As the hearing was adjourned, one of the brothers asked the judge for a last chance to address the court, but the judge refused, saying the inmate kept repeating himself.
The refusal to be heard enraged M A, who broke the microphone in the prisoners' cage, pounded on the glass and screamed curses at the courtroom.
His brothers tried to calm him, but when police approached and tried to subdue him the brothers began to assault the officers and joined in cursing and banging on the glass.
Eventually the officers managed to subdue all four and escort them from the court.
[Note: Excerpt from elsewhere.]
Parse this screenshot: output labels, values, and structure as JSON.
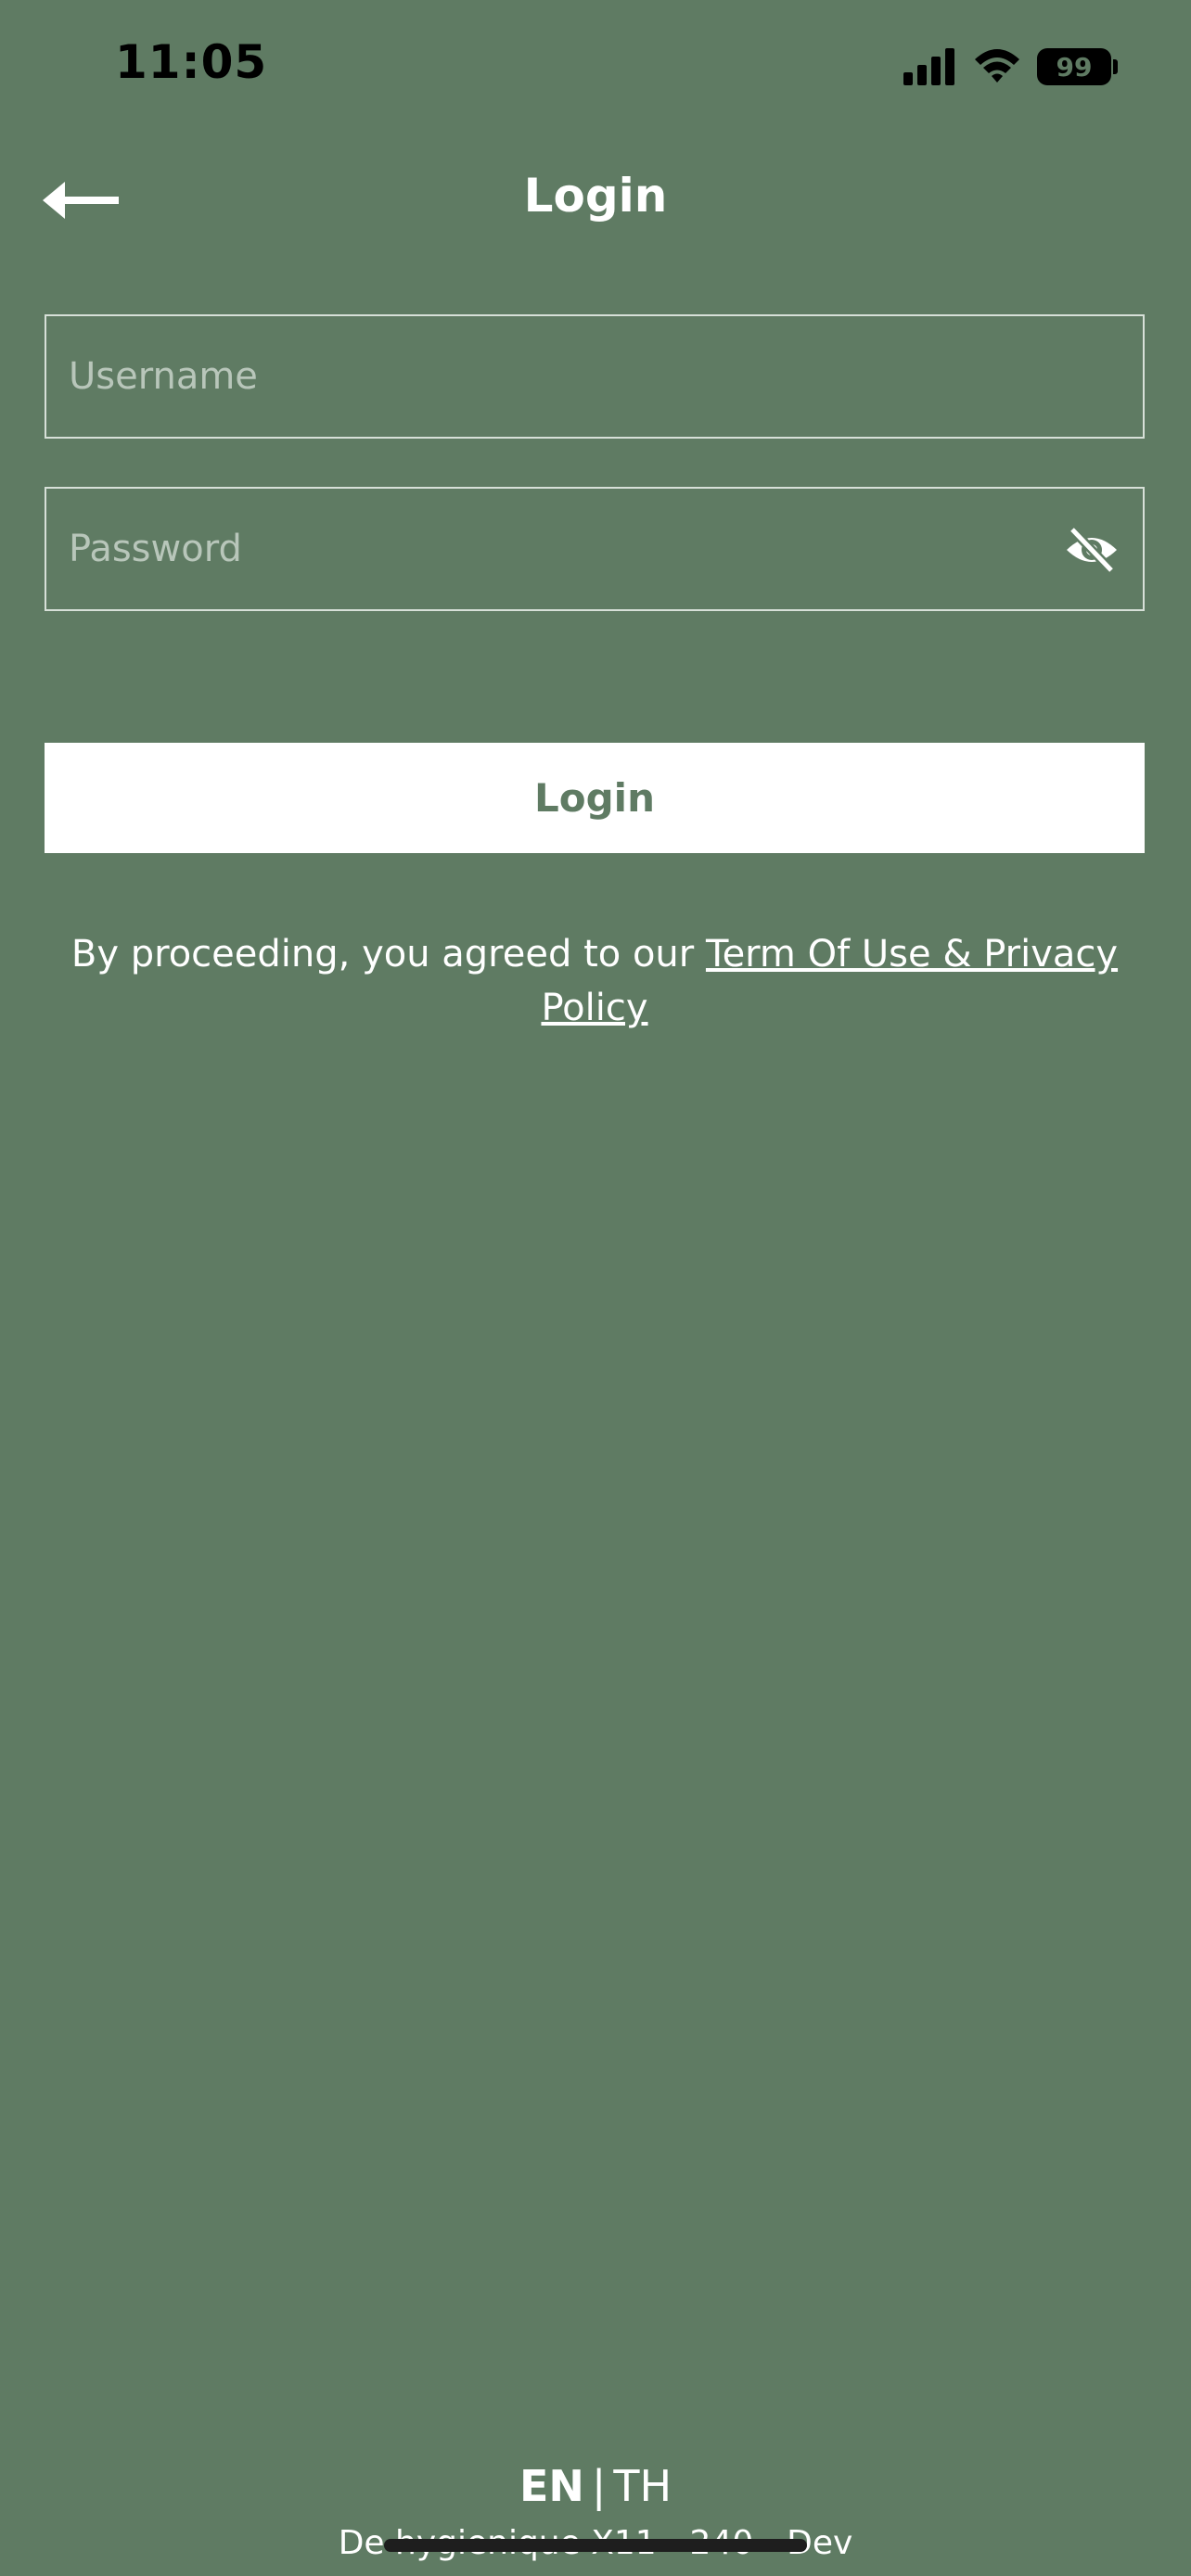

The brothers are accused of shooting and killing two Omani men after ramming their car in Al Jimi, in a revenge attack for the death of a fifth brother who was allegedly killed by a relative of one of the Omanis.
Since the trial started last year, the brothers have been asking for bail citing poor health conditions and prison abuse. Their lawyer, Nashwa Al Qubaissy, continued that argument yesterday.
Mrs Al Qubaissy said M A, who attended with a cast around his neck and bandages, needed urgent surgery for his spleen.
She said he had hepatitis and problems with his blood, and asked for him to be moved to Sheikh Khalifa Medical City, saying the prison facility was not suitable for the surgery.
But prosecutors objected, saying the jail hospital had "top standards" and that it was the prison's responsibility to assess what treatment he should receive and where.
Mrs Al Qubaissy said a second brother, H A, had a brain tumour and also needed bail.
She said the second brother, who is accused of pulling the trigger in one of the deaths, was blind, and she requested that an ophthalmologist testify in court.
She also requested a third psychiatric report regarding his mental condition, claiming the previous two were contradictory.
Earlier yesterday, Mrs Al Qubaissy asked for an Etisalat expert to testify, saying police claims that identified the whereabouts of the brothers from their mobile phone records could be faulty. She said network coverage in border areas was notoriously patchy.
Prosecution objected, saying the police witness was a credible source and his testimony should be enough.
The judge agreed to consider the witness requests, but refused bail for the brothers.
He added that M A was previously granted a transfer to a public hospital but refused to stay there because he had been tied to a bed.
The case was adjourned until January 23.